Test-Driving Russia’s Dual-Screen YotaPhone: Gimmick or Trendsetter?
But while much of the phone’s value lies in the unique second screen, the reality is that most interaction will take place on the touch-screen display.
While you can read your messages on the black-and-white screen, you cannot reply to them on that side. And to tell the device what information you want displayed on the backside requires adjusting settings on the front.
For most people, the phone will take some getting used to. Anyone familiar with Android phones should have little problem managing the front screen. But since the backside isn’t touch sensitive, interaction relies on either tapping or swiping a small area on the chassis below the screen, which can be confusing at first when switching from side-to-side.
Schon beim Lesen wird klar, wie umständlich und auf Dauer nervig die Bedienung im alltäglichen Gebrauch ist.

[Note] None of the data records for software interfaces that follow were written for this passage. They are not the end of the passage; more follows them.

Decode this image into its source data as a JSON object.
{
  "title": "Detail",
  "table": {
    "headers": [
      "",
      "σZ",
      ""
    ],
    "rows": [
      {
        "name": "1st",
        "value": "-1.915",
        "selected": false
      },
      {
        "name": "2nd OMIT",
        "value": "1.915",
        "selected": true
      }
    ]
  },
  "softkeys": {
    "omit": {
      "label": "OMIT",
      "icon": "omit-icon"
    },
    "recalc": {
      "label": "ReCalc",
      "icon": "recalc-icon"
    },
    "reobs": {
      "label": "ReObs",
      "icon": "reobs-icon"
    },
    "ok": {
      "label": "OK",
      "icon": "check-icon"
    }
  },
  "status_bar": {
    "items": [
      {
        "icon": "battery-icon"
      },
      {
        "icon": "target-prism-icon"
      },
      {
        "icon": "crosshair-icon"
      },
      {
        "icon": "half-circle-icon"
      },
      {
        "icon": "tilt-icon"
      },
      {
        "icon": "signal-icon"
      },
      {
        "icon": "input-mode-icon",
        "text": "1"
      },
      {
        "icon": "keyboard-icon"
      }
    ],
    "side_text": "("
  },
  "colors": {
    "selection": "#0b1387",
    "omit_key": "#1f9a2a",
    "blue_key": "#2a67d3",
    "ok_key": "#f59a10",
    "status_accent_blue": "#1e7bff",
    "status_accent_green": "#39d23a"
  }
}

Yota Devices charismatic chief executive Vladislav Martynov —a veteran of international software and IT companies including Microsoft Corp. argues the buyer is actually getting two devices in one which outweighs the slightly higher cost of its component parts.
He says the company is starting small—targeting sales of just 500,000 for generation one—by trying to get the phone into the hands of gadget connoisseurs first.
Die Bescheidenheit bestätigt, dass das YotaPhone ein astreines Nischenprodukt ist.
Even if the idea takes off, a likely scenario is the industry’s global giants will come up with their own versions, leaving the small Russian startup in the dust.
Oder man lässt sich kaufen.